In 1911 Uncle Lothar (named for the professor), went to China with the Marines, via Hawaii and the Philippines. He too was a keeper of memorabilia. His albums feature photos of parties with other foreign legations and images of heads on pikes during the 1912 revolution. He liked timetables too, and left behind the 1912 schedule of the Trans-Siberian Express between Peking and Paris. He wrote his sister, just back from Alaska that, while “bumming around out West,” she could have stopped in China, which was “only a 1000 miles more.”

Travel for fun ended with World War I. Lothar joined the American Expeditionary Force, and received the Croix de Guerre. In 1920, he committed suicide in a Paris hotel. I wonder if the explanation lies in the love letters he saved. He received them at the same time from two Frenchwomen.

In 1923, my great-grandmother returned to Europe. This passport has a photo. She got another one in 1928, for Eastern Europe and then another in 1931 for Asia. Her 1939 passport for South America warned about travel in war zones.
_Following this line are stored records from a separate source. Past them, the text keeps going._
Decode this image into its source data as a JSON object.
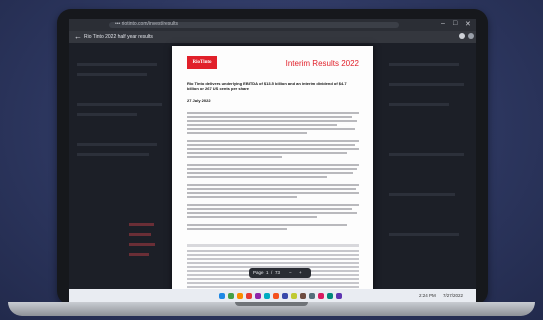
{
  "browser": {
    "url": "••• riotinto.com/invest/results",
    "window_controls": [
      "–",
      "□",
      "✕"
    ]
  },
  "viewer": {
    "document_title": "Rio Tinto 2022 half year results",
    "pager": {
      "label": "Page",
      "current": "1",
      "sep": "/",
      "total": "73",
      "minus": "−",
      "plus": "+"
    }
  },
  "pdf": {
    "logo": "RioTinto",
    "report_title": "Interim Results 2022",
    "headline": "Rio Tinto delivers underlying EBITDA of $13.5 billion and an interim dividend of $4.7 billion or 267 US cents per share",
    "date": "27 July 2022"
  },
  "taskbar": {
    "time": "2:24 PM",
    "date": "7/27/2022",
    "icon_colors": [
      "#1e88e5",
      "#43a047",
      "#fb8c00",
      "#e53935",
      "#8e24aa",
      "#00acc1",
      "#f4511e",
      "#3949ab",
      "#c0ca33",
      "#6d4c41",
      "#546e7a",
      "#d81b60",
      "#00897b",
      "#5e35b1"
    ]
  },
  "colors": {
    "brand_red": "#e1202a"
  }
}
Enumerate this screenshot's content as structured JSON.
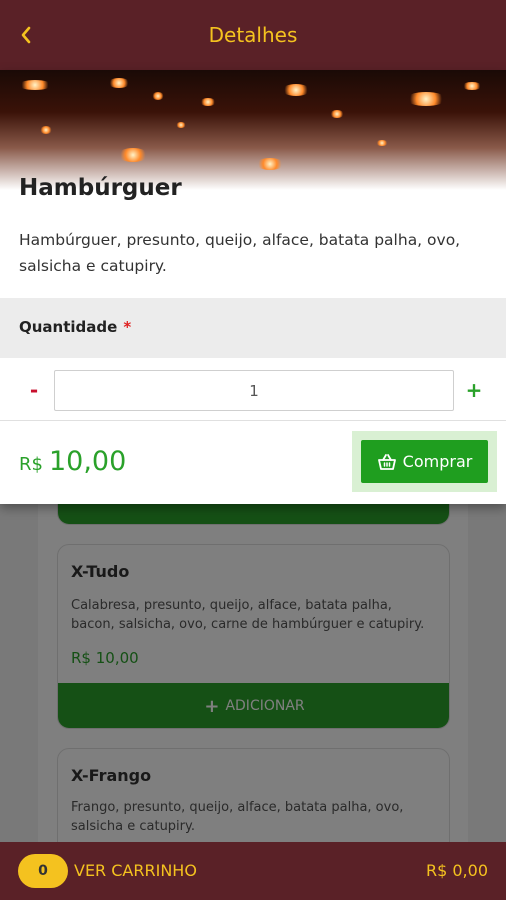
{
  "header": {
    "title": "Detalhes"
  },
  "product": {
    "title": "Hambúrguer",
    "description": "Hambúrguer, presunto, queijo, alface, batata palha, ovo, salsicha e catupiry."
  },
  "quantity": {
    "label": "Quantidade",
    "required_mark": "*",
    "value": "1",
    "decrement_label": "-",
    "increment_label": "+"
  },
  "total": {
    "currency": "R$",
    "value": "10,00"
  },
  "buy_button": {
    "label": "Comprar"
  },
  "background_list": {
    "items": [
      {
        "title": "X-Tudo",
        "description": "Calabresa, presunto, queijo, alface, batata palha, bacon, salsicha, ovo, carne de hambúrguer e catupiry.",
        "price": "R$ 10,00",
        "add_label": "ADICIONAR"
      },
      {
        "title": "X-Frango",
        "description": "Frango, presunto, queijo, alface, batata palha, ovo, salsicha e catupiry."
      }
    ]
  },
  "bottom_bar": {
    "cart_count": "0",
    "cart_label": "VER CARRINHO",
    "cart_total": "R$ 0,00"
  },
  "colors": {
    "header_bg": "#5a2127",
    "accent_yellow": "#f4c21f",
    "green": "#2aa12a",
    "minus_red": "#c8102e"
  },
  "icons": {
    "back": "chevron-left-icon",
    "basket": "basket-icon",
    "add": "plus-icon"
  }
}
How much has changed! Countries have come and gone. Ships’ passenger lists were stimulants for socializing on the voyage, not for controlling terrorists. The International Herald Tribune’s precursor was half in French. Luggage was trunks with drawers and built-in ironing boards. It was sent ahead (and like today got lost). Hats were worn; no fanny packs, no water bottles.

Transportation was designed for comfort and delight, not torture. Trains and boats had names. Staterooms and compartments had distinct traits that were carefully noted for next time. Boat travel broadened itineraries to places no one goes anymore: Naples, Genoa, Cherbourg. Food and drink were remarkable only when bad. Grandfather complained about “Italian grub” on the boat between Alexandria to Naples.

Although they were proud that “American dental work is universally admired” and that American National Cash Registers were widely used, these travelers were not arrogant. They revered European culture, but were not awed by it. I am struck by their sense of integration with Europe. They felt themselves aligned on an unbroken continuum.

Ancient Roman battles were as vivid to them as Franco-Prussian ones. Grandfather was as curious about the new Italian warships he saw in Venice and Naples, as he was the churches and palaces. He visited Weimar and Jena, shrines to Goethe, Schiller and Hegel that represented the German intellectual bent his father had sought out decades before.

For today’s tourists, at least the ones I see, Europe is little but an assortment of monuments from a distant and severed past, monuments that lack broader relevance and are sought out mostly as handsome backdrops for sensual indulgence — food, drink and sex — or the next Woody Allen film. Europe is just another costly consumer product.

Europe was vital and relevant for my traveling relatives. But it changed, even for them.

In 1945 the Army asked my great-uncle, an authority on tuberculosis, to manage the looming public health disasters of the liberated concentration camps and post-war migrations. During his 1946 tour of Germany, his diary records the struggle to find competent health administrators without Nazi pasts. He was bewildered and shocked by what Germans, who shared his intellectual lineage, had wrought.

Also in 1945, my mother’s brother Norman, an interpreter who landed in Normandy, wrote home about the murky pasts of the Germans and French he interrogated. He complained about army companions who interrupted his sleep returning from nights of drunken carousal. Uncle Norman preferred Bach organ concerts in churches to liquor and easy women.

Mere months after VE Day, my uncles found Europe culturally and morally spent; their compatriots saw little but a backdrop for drinking and easy sex. Just like today’s tourists.

I’m guilty too though. After two decades, Europe is often little more than a backdrop for my daily life, as unexamined and unobtrusive in my life as water is for a fish.

I have never been to Weimar or Jena. Until 1989, I couldn’t visit either. Maybe it’s time I did.